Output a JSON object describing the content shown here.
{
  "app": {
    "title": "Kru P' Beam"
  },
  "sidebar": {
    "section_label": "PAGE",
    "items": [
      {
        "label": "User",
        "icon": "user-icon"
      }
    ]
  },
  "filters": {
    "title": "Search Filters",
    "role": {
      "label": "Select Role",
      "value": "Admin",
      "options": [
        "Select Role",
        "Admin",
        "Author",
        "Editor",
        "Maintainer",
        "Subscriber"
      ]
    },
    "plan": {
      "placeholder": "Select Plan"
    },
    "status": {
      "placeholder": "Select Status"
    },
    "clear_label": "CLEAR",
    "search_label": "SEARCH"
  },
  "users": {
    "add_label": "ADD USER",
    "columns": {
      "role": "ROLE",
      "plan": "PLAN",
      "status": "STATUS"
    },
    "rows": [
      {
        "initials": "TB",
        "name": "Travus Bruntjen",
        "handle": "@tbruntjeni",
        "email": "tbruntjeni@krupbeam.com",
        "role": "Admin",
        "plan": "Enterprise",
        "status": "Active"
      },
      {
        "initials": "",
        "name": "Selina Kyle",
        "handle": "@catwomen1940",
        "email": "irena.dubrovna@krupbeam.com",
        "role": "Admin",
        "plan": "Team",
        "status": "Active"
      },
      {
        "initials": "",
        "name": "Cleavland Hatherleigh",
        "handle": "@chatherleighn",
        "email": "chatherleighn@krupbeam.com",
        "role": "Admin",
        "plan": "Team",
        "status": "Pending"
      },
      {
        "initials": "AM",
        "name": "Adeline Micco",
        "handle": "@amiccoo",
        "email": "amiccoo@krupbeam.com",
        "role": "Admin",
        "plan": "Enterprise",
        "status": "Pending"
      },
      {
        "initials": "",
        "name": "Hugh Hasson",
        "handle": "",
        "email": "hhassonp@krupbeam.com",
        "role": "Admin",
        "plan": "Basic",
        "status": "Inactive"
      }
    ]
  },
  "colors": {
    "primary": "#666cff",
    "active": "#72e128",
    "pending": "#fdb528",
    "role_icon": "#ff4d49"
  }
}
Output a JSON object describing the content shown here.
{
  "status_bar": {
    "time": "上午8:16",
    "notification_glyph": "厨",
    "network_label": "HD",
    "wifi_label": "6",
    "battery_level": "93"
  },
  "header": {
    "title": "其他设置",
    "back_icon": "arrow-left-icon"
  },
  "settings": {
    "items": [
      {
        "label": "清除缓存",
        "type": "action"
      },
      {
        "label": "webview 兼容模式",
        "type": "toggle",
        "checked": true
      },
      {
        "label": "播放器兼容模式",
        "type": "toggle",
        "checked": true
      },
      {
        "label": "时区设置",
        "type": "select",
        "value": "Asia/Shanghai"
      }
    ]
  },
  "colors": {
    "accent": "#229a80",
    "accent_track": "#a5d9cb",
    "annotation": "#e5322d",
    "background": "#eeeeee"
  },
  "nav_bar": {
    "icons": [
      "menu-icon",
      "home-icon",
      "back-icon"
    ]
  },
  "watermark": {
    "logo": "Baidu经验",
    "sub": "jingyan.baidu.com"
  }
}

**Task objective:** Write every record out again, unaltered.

**Result for this exercise:**
Output a JSON object describing the content shown here.
{
  "app": {
    "title": "Kru P' Beam"
  },
  "sidebar": {
    "section_label": "PAGE",
    "items": [
      {
        "label": "User",
        "icon": "user-icon"
      }
    ]
  },
  "filters": {
    "title": "Search Filters",
    "role": {
      "label": "Select Role",
      "value": "Admin",
      "options": [
        "Select Role",
        "Admin",
        "Author",
        "Editor",
        "Maintainer",
        "Subscriber"
      ]
    },
    "plan": {
      "placeholder": "Select Plan"
    },
    "status": {
      "placeholder": "Select Status"
    },
    "clear_label": "CLEAR",
    "search_label": "SEARCH"
  },
  "users": {
    "add_label": "ADD USER",
    "columns": {
      "role": "ROLE",
      "plan": "PLAN",
      "status": "STATUS"
    },
    "rows": [
      {
        "initials": "TB",
        "name": "Travus Bruntjen",
        "handle": "@tbruntjeni",
        "email": "tbruntjeni@krupbeam.com",
        "role": "Admin",
        "plan": "Enterprise",
        "status": "Active"
      },
      {
        "initials": "",
        "name": "Selina Kyle",
        "handle": "@catwomen1940",
        "email": "irena.dubrovna@krupbeam.com",
        "role": "Admin",
        "plan": "Team",
        "status": "Active"
      },
      {
        "initials": "",
        "name": "Cleavland Hatherleigh",
        "handle": "@chatherleighn",
        "email": "chatherleighn@krupbeam.com",
        "role": "Admin",
        "plan": "Team",
        "status": "Pending"
      },
      {
        "initials": "AM",
        "name": "Adeline Micco",
        "handle": "@amiccoo",
        "email": "amiccoo@krupbeam.com",
        "role": "Admin",
        "plan": "Enterprise",
        "status": "Pending"
      },
      {
        "initials": "",
        "name": "Hugh Hasson",
        "handle": "",
        "email": "hhassonp@krupbeam.com",
        "role": "Admin",
        "plan": "Basic",
        "status": "Inactive"
      }
    ]
  },
  "colors": {
    "primary": "#666cff",
    "active": "#72e128",
    "pending": "#fdb528",
    "role_icon": "#ff4d49"
  }
}
Output a JSON object describing the content shown here.
{
  "status_bar": {
    "time": "上午8:16",
    "notification_glyph": "厨",
    "network_label": "HD",
    "wifi_label": "6",
    "battery_level": "93"
  },
  "header": {
    "title": "其他设置",
    "back_icon": "arrow-left-icon"
  },
  "settings": {
    "items": [
      {
        "label": "清除缓存",
        "type": "action"
      },
      {
        "label": "webview 兼容模式",
        "type": "toggle",
        "checked": true
      },
      {
        "label": "播放器兼容模式",
        "type": "toggle",
        "checked": true
      },
      {
        "label": "时区设置",
        "type": "select",
        "value": "Asia/Shanghai"
      }
    ]
  },
  "colors": {
    "accent": "#229a80",
    "accent_track": "#a5d9cb",
    "annotation": "#e5322d",
    "background": "#eeeeee"
  },
  "nav_bar": {
    "icons": [
      "menu-icon",
      "home-icon",
      "back-icon"
    ]
  },
  "watermark": {
    "logo": "Baidu经验",
    "sub": "jingyan.baidu.com"
  }
}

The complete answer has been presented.